In Juneau we have many opportunities to take first aid classes to teach us what to do in the first few minutes after an accident, heart attack, or similar emergency. We have classes and other kinds of systems to ensure safe boating, for example. Collectively, we don't spend much effort getting ready for what happens when medical intervention is not successful. Similarly, we don't know much about how to prevent many kinds of non-accidental deaths.
Wednesday, Dr. Bob Baugher came to Juneau to speak about suicide intervention and coping with suicide loss. I was in the audience. Although I am not a health care professional, and no one in my family has committed suicide, I was interested in this presentation because of recent deaths in Juneau and an article that the Empire ran in January ("State youth drinking lass, toking more") with the following shocking statistics: In 2009, 8.5 percent of traditional students in Juneau and 11.3 percent of alternative students reported attempting suicide in the last 12 months.
Baugher talked extensively about suicidal thoughts and how they may manifest themselves in a person's actions or statements. He talked about withdrawal from friends and family or going to the doctor with vague physical complaints. Obviously, not everyone that has these signs is even thinking about suicide, but some are.
Statements such as "I just can't take it anymore," or "I won't be around to see this project completed," might just be figures of speech, or they could be signs of suicidal thinking.
That is why if you recognize a friend or family member is very depressed and might be showing signs of being suicidal, you need to be very direct. You need to ask questions like, "Are you thinking of suicide?" By asking this question directly, you will be able to give the person a chance to really talk. You need to be prepared to ask, "What method of killing yourself are you thinking of using?" and "Have you ever tried to kill yourself before?" And you need to be prepared to ask the most important question: "Who else can we call that can help you through this?"
I can't recap even a small fraction of the important points that Baugher made, but many of the things he said I had not heard before. I was struck by how many times over the years I have been taught certain first-aid concepts, and for that matter, how many times I have had CPR training, but this was the first time I had heard anyone give simple, practical training in what to do when facing a friend or loved one that might be considering suicide.
The opportunity to hear Baugher's talk has passed (Editor's note: Baugher's presentation will be rebroadcast at 8 p.m. today and 11 a.m. Monday on GCI Channel 15), but even with the fairly modest turnout this training could have a big effect in Juneau over the next few years.

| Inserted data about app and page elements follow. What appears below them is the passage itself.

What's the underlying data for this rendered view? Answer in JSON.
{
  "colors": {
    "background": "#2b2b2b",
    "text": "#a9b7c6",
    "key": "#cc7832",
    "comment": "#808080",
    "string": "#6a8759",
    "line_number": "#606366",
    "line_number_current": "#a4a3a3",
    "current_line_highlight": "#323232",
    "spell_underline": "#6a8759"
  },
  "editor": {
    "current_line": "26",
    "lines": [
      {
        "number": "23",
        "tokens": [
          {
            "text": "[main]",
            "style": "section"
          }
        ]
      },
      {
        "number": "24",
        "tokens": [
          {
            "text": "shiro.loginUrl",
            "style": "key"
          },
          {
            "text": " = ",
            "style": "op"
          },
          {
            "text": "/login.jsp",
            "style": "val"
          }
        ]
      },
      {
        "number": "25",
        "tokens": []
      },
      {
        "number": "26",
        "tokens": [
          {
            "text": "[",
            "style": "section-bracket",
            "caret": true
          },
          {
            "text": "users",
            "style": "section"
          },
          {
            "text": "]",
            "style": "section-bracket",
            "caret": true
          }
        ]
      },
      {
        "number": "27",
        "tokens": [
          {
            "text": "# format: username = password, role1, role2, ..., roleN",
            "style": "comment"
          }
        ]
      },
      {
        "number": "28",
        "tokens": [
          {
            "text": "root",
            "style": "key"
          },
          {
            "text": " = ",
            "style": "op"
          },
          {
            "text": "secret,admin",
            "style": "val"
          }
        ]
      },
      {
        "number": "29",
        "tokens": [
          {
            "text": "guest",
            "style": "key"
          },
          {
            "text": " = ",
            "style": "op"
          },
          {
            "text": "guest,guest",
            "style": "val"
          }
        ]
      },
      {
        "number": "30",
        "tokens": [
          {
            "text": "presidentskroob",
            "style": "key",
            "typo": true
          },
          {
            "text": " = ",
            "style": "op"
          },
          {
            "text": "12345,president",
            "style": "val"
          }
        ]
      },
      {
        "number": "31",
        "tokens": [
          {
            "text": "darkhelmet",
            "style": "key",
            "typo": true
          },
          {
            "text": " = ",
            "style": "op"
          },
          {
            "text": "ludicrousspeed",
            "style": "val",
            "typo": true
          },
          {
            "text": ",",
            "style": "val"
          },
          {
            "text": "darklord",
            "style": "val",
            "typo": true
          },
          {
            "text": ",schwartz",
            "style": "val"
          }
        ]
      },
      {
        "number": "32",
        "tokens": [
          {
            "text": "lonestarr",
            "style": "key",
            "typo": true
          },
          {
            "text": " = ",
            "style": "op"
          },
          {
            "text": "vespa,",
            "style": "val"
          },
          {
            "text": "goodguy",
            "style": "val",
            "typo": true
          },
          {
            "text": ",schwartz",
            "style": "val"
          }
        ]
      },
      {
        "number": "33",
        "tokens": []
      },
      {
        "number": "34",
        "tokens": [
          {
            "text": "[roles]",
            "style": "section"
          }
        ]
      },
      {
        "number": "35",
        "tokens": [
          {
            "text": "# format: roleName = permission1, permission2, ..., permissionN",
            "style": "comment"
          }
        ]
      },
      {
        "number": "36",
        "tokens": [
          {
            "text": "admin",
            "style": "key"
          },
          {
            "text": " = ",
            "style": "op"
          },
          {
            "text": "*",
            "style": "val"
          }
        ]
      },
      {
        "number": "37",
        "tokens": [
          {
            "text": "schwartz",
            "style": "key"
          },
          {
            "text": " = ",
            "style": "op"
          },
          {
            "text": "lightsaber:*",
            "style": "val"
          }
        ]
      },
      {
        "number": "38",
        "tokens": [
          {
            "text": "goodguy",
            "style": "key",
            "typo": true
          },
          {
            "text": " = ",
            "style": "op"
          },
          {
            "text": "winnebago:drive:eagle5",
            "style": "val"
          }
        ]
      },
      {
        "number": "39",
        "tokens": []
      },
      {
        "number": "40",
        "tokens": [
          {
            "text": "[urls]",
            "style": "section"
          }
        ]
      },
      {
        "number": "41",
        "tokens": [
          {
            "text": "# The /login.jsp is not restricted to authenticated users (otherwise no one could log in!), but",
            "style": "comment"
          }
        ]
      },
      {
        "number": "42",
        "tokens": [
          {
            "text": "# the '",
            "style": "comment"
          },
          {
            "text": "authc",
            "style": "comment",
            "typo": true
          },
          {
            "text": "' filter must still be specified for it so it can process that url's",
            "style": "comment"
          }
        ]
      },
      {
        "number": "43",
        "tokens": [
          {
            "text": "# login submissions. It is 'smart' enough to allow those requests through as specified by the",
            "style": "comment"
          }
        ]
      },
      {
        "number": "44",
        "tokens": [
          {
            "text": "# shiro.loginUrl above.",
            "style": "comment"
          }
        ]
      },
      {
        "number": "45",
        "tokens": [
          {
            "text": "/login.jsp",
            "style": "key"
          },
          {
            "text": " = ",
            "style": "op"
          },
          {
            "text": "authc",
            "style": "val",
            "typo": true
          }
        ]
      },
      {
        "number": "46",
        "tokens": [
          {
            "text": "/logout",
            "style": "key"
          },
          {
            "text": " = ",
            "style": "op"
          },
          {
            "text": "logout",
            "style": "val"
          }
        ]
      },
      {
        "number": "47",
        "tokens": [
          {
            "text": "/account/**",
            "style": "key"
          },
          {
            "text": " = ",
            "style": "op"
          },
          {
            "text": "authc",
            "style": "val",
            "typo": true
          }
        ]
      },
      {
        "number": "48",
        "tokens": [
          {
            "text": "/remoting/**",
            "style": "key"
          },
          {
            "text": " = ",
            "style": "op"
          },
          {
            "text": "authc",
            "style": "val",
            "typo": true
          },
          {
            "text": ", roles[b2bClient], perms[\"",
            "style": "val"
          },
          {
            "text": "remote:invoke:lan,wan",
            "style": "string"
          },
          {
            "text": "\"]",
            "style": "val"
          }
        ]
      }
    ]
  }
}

On Oct. 1st, Dr. Ken Doka, a clinical psychologist and a noted expert on grief, specifically in children and teens is coming to Juneau to offer advice about how to help children and teenagers make sense of death and grief. I am going to be there to hear what he has to say because I have two grandchildren in high school in Juneau and I want to be ready.
If you have taken the time to get CPR and first aid training, doesn't it make sense to devote a fraction of the effort involved to get some help to realistically understand how to help your family and friends face grief and to be prepared to help others understand what death really means? Talk frankly with your doctor about the end of your life. Talk directly to your friends and family about the value of life and how to prepare for death. Prepare a living will. Prepare yourself for what you would say to a friend that might be thinking about ending his or her life. Also, take advantage of some of the training and speakers like Baugher and Doka that will be coming to Juneau in the future. Most importantly, take care of those you love.
Palmer is a Juneau resident.